The Secret Garden by Frances Hodgson Burnett
|The Secret Garden|
Amazingly, I never read The Secret Garden myself as a child, but I have read it to my children twice. I think I like this book so much because I like all the people: from Martha and Dickon’s family to Mary’s transformation to how Mary handles Colin’s tantrums. And really — what person, anywhere, wouldn’t love the idea of finding their own secretgarden?
Oh yes — A Little Princess by the same author is also excellent, but I prefer Secret Garden a tiny bit more, partly because it appealed to both my son and daughters, while Little Princess comes across more as a “girls’ book.”
The Phantom Tollbooth by Norman Juster
How can you not love a book where you jump to a land called Conclusions, eat Subtraction Stew that makes you hungrier than when you started, have to “eat your words,” and have a best friend named Tock, who is a a literal watch dog? The Phantom Tollbooth has a certain whimsy and creativity that I just love.
|Mrs. Piggle-Wiggle’s Magic|
I distinctly remember laughing while my mother reading Mrs. Piggle-Wiggle’s Magic by Betty MacDonald to my brother and I, so I have a special fondness for this book. Mrs. Piggle-Wiggle is a cheerful lady who loves children and always has “cures” for bad table manners, heedlessness, interrupting, etc. The funniest thing about this series, in my opinion, is the conversations and reactions from the different parents.
Mrs. Piggle-Wiggle and Hello, Mrs. Piggle-Wiggle are also very good. But Mrs. Piggle-Wiggle’s Farm has a very different tone, as well as a different illustrator. And don’t even bother with Happy Birthday, Mrs. Piggle-Wiggle, the book written by the author’s daughter after her death.
|Encyclopedia Brown, Boy Detective|
Our entire family enjoys the Encyclopedia Brown books by Donald J. Sobol — including both my husband and I when we were kids. If you’re not already familiar with this series, each book contains about ten short stories that Encycopedia solves, and you have to figure out how he did it. The answers are all in the back of the book.
When I was a kid and read the stories myself, I would think, “Huh, I don’t know,” and then flip to the back to read the answer.

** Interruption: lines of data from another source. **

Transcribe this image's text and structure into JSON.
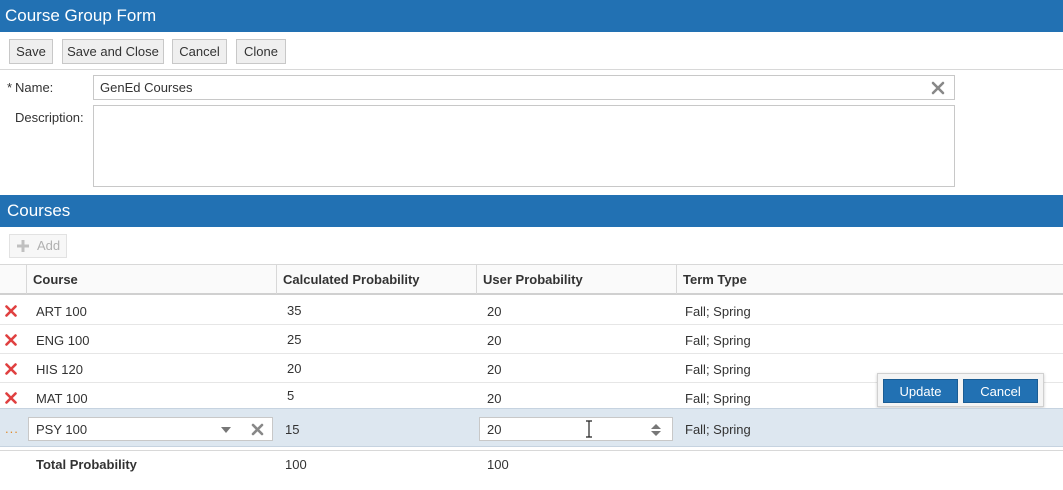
{
  "window": {
    "title": "Course Group Form"
  },
  "toolbar": {
    "save_label": "Save",
    "save_close_label": "Save and Close",
    "cancel_label": "Cancel",
    "clone_label": "Clone"
  },
  "form": {
    "name_label": "Name:",
    "required_marker": "*",
    "name_value": "GenEd Courses",
    "description_label": "Description:",
    "description_value": ""
  },
  "courses": {
    "section_title": "Courses",
    "add_label": "Add",
    "columns": [
      "Course",
      "Calculated Probability",
      "User Probability",
      "Term Type"
    ],
    "rows": [
      {
        "course": "ART 100",
        "calc": "35",
        "user": "20",
        "term": "Fall; Spring"
      },
      {
        "course": "ENG 100",
        "calc": "25",
        "user": "20",
        "term": "Fall; Spring"
      },
      {
        "course": "HIS 120",
        "calc": "20",
        "user": "20",
        "term": "Fall; Spring"
      },
      {
        "course": "MAT 100",
        "calc": "5",
        "user": "20",
        "term": "Fall; Spring"
      }
    ],
    "edit_row": {
      "row_marker": "...",
      "course": "PSY 100",
      "calc": "15",
      "user": "20",
      "term": "Fall; Spring"
    },
    "popup": {
      "update_label": "Update",
      "cancel_label": "Cancel"
    },
    "total": {
      "label": "Total Probability",
      "calc": "100",
      "user": "100"
    }
  },
  "colors": {
    "header_blue": "#2271b3",
    "delete_red": "#e04040",
    "edit_row_bg": "#dde7f0"
  }
}
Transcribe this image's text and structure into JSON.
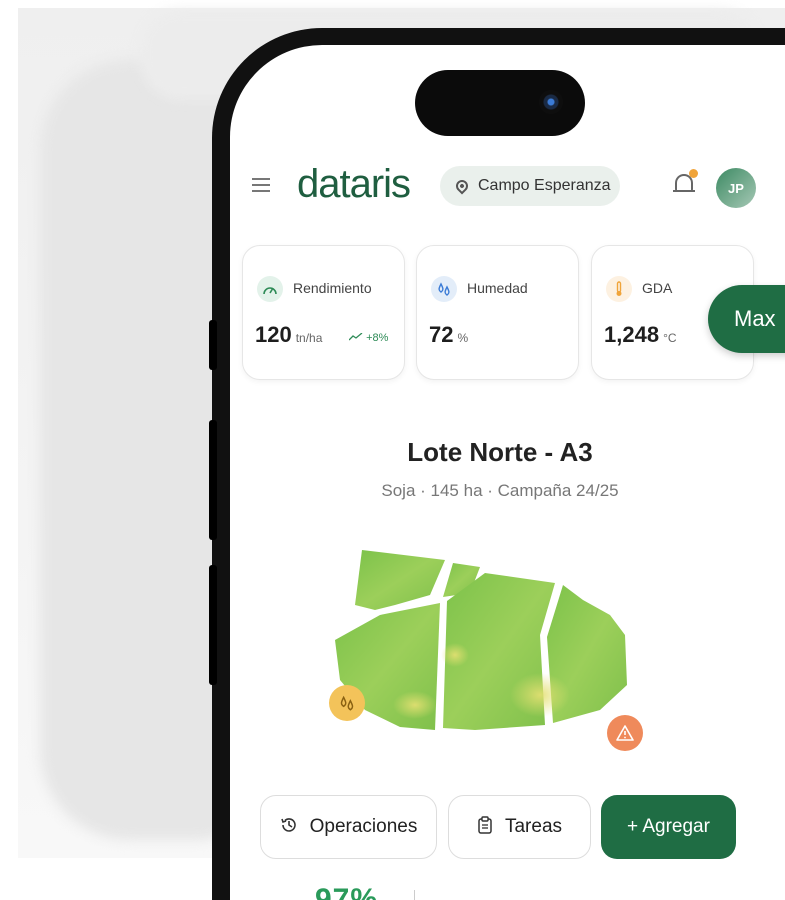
{
  "app": {
    "logo": "dataris"
  },
  "header": {
    "location": "Campo Esperanza",
    "avatar_initials": "JP"
  },
  "stats": [
    {
      "label": "Rendimiento",
      "value": "120",
      "unit": "tn/ha",
      "trend": "+8%",
      "icon": "speedometer-icon",
      "icon_color": "#2e8b57"
    },
    {
      "label": "Humedad",
      "value": "72",
      "unit": "%",
      "icon": "droplets-icon",
      "icon_color": "#3b7bd6"
    },
    {
      "label": "GDA",
      "value": "1,248",
      "unit": "°C",
      "icon": "thermometer-icon",
      "icon_color": "#f0a43a"
    }
  ],
  "floating_button": {
    "label": "Max"
  },
  "lot": {
    "title": "Lote Norte - A3",
    "subtitle": "Soja · 145 ha · Campaña 24/25"
  },
  "actions": {
    "operations": "Operaciones",
    "tasks": "Tareas",
    "add": "+ Agregar"
  },
  "bottom_peek": {
    "value": "97%"
  },
  "colors": {
    "brand": "#1f6d44",
    "accent_green": "#2e8b57",
    "warning": "#ef8a5b",
    "water": "#f3c35a"
  }
}
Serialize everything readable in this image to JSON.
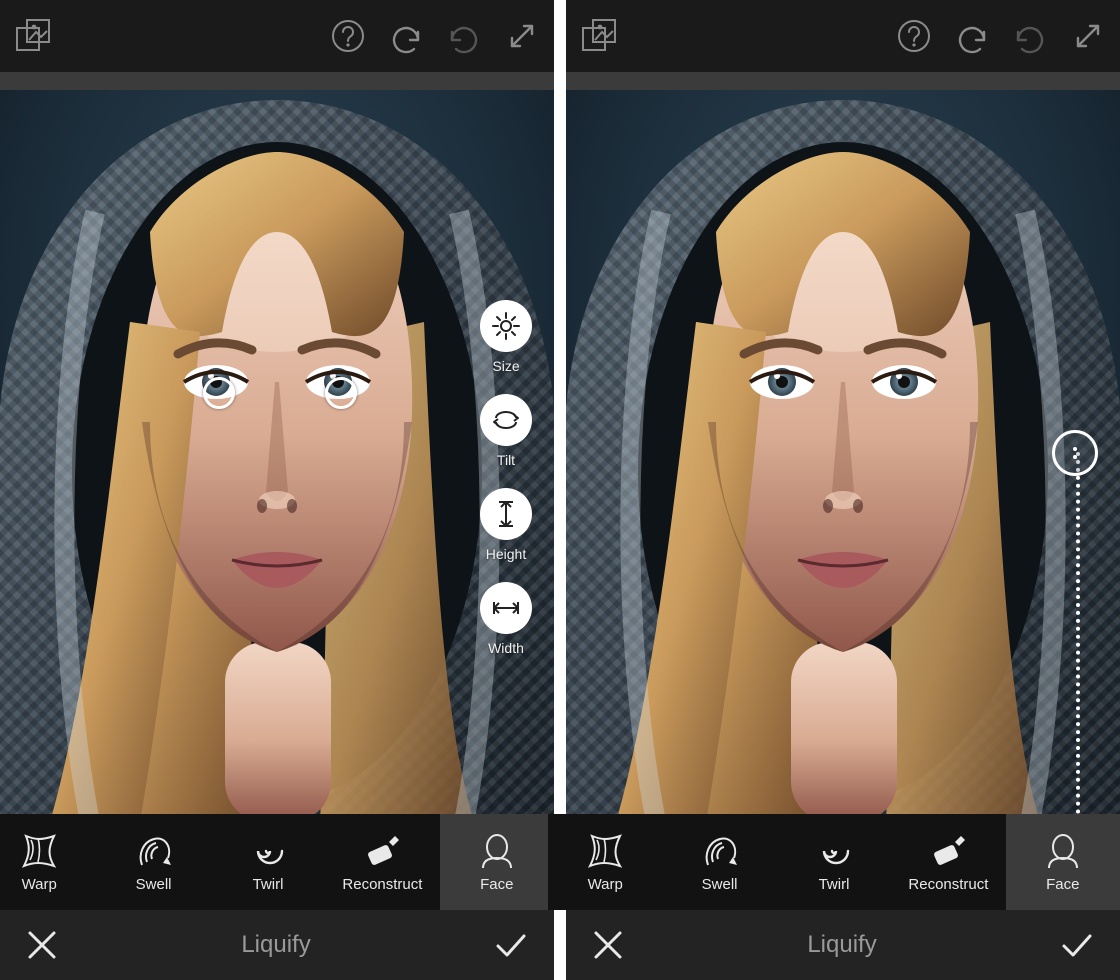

That was okay, but what has been really fun about reading it out loud to my kids is that I can usually have at least a slight idea of what the major clue is, and give the kids hints, and we can often solve it together. (Sometimes I have to peek at the answer, but still them give them clues.)
|Tales of a Fourth Grade Nothing|
Tales of a Fourth Grade Nothing by Judy Blume is another classic, in my opinion. Who can forget “Eat it or wear it!” Peter calling his little brother Fudge “Fang” after he knocks his front teeth out?
As much as I loved this book, for some reason I was not crazy about either Superfudge or Double Fudge … although I did like Fudge-o-Mania almost as much as the original.
Well, there’s my list. What about you? Share some of your favorite children’s chapter books in the comments!